Recorded data:
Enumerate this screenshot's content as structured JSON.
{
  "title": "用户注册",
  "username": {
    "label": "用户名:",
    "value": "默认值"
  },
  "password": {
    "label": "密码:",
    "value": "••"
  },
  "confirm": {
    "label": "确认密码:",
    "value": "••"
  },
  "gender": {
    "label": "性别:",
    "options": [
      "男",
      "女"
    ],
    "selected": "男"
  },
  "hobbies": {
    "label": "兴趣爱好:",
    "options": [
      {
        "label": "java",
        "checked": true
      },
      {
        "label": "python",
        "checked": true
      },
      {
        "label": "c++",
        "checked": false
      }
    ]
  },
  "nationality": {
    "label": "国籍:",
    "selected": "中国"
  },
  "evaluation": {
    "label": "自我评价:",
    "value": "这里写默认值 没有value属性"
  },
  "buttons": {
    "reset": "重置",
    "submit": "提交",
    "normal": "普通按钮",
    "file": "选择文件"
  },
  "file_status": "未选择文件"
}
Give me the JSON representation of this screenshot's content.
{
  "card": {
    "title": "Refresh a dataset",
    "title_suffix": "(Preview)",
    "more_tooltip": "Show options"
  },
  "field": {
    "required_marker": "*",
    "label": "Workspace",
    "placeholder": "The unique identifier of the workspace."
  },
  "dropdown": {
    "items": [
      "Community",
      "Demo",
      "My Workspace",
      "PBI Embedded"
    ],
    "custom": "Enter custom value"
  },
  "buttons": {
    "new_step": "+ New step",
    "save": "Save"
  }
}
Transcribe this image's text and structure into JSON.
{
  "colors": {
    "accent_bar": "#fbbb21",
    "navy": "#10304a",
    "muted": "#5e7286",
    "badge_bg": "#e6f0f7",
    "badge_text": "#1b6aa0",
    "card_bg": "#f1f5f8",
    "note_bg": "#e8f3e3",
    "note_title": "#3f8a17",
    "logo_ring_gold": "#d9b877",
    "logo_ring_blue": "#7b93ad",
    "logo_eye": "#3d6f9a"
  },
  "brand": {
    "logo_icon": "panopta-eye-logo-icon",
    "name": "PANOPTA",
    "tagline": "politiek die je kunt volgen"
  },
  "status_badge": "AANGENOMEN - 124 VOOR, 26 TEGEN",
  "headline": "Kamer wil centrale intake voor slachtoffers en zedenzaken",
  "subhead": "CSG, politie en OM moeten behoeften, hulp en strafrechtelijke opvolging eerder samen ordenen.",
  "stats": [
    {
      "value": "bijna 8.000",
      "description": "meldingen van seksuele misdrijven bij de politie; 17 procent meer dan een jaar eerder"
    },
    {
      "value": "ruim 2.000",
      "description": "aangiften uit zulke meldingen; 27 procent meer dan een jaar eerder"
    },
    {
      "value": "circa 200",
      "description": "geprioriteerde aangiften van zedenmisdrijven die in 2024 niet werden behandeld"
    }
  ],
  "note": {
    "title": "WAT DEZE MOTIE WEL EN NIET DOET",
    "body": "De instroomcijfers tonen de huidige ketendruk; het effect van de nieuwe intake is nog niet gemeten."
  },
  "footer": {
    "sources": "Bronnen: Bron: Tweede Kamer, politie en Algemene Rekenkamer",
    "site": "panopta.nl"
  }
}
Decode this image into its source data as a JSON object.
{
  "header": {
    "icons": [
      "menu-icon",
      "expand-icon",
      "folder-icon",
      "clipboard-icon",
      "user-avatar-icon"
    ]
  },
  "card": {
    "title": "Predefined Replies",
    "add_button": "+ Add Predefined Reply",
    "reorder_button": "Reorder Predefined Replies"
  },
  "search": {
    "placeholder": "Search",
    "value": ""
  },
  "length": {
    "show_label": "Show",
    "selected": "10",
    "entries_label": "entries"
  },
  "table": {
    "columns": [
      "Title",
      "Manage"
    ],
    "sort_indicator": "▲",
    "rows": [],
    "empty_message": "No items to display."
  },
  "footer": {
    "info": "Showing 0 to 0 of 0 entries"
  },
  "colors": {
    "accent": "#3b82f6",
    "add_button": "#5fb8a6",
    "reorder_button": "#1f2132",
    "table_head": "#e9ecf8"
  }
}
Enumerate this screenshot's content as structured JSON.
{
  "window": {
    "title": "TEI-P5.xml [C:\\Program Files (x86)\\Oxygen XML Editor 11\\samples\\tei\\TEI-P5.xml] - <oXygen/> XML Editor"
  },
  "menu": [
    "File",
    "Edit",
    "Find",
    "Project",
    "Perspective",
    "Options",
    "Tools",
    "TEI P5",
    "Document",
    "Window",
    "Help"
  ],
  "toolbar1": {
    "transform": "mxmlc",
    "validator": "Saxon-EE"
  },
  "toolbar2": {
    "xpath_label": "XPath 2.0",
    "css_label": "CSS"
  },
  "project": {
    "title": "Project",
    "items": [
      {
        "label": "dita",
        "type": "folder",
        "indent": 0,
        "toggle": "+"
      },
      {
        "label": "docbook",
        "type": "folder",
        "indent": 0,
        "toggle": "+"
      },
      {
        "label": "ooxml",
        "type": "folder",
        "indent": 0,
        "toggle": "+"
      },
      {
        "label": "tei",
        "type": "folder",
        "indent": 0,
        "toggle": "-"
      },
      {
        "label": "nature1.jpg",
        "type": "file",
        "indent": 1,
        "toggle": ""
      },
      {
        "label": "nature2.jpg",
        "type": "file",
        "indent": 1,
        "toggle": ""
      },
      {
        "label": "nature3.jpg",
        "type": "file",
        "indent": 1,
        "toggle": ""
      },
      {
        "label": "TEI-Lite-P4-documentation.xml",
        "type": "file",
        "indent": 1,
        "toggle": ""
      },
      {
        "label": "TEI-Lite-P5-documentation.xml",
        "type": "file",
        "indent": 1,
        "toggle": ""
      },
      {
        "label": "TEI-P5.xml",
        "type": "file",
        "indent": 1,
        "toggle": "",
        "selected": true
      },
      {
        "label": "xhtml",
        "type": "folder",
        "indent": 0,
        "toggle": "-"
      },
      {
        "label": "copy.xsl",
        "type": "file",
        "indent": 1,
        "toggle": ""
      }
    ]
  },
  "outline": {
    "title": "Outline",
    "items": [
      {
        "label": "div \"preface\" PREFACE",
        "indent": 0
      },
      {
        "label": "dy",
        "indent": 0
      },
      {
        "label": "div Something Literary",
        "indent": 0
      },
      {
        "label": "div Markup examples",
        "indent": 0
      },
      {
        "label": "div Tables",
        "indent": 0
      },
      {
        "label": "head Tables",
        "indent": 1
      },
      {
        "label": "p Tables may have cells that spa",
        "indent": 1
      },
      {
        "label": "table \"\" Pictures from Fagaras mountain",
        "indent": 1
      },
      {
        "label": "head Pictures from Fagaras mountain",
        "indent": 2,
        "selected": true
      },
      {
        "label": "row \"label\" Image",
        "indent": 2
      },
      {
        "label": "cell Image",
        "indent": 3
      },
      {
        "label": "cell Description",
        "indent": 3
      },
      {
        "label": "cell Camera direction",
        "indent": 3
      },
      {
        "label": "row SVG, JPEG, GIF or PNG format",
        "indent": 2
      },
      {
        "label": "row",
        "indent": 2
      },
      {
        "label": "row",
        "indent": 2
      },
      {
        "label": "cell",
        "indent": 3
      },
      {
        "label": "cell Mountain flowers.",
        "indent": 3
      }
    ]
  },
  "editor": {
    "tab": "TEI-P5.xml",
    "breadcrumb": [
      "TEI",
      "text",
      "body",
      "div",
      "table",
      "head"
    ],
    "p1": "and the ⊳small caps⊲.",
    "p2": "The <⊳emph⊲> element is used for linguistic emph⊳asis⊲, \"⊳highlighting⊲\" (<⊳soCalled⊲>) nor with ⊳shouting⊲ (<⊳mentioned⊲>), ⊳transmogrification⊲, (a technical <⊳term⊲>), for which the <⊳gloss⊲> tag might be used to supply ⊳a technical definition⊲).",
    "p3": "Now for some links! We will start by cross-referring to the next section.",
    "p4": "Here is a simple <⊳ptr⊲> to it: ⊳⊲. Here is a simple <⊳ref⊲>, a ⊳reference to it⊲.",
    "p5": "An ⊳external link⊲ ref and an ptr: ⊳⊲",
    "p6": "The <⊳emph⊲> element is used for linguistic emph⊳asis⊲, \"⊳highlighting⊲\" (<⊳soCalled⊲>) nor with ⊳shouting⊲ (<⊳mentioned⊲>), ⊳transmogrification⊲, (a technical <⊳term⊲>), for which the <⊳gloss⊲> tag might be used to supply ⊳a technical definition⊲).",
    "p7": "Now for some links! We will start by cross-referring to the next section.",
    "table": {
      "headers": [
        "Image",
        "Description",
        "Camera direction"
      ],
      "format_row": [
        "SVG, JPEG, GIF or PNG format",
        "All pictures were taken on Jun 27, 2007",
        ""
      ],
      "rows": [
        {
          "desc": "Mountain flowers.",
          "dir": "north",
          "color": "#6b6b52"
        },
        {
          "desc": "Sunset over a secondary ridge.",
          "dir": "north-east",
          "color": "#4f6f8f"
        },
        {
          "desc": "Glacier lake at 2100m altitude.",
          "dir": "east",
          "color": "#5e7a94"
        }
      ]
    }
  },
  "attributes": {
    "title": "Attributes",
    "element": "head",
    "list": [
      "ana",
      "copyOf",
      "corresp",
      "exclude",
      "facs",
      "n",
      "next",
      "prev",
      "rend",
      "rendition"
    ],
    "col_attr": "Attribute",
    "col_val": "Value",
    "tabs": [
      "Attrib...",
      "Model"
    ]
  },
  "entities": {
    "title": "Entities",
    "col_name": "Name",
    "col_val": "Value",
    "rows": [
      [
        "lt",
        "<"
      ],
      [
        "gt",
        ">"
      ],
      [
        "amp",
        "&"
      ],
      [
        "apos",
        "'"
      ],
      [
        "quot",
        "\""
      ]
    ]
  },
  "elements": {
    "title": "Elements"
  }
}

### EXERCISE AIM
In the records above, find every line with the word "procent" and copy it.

### COMPLETED TASK
      "description": "meldingen van seksuele misdrijven bij de politie; 17 procent meer dan een jaar eerder"
      "description": "aangiften uit zulke meldingen; 27 procent meer dan een jaar eerder"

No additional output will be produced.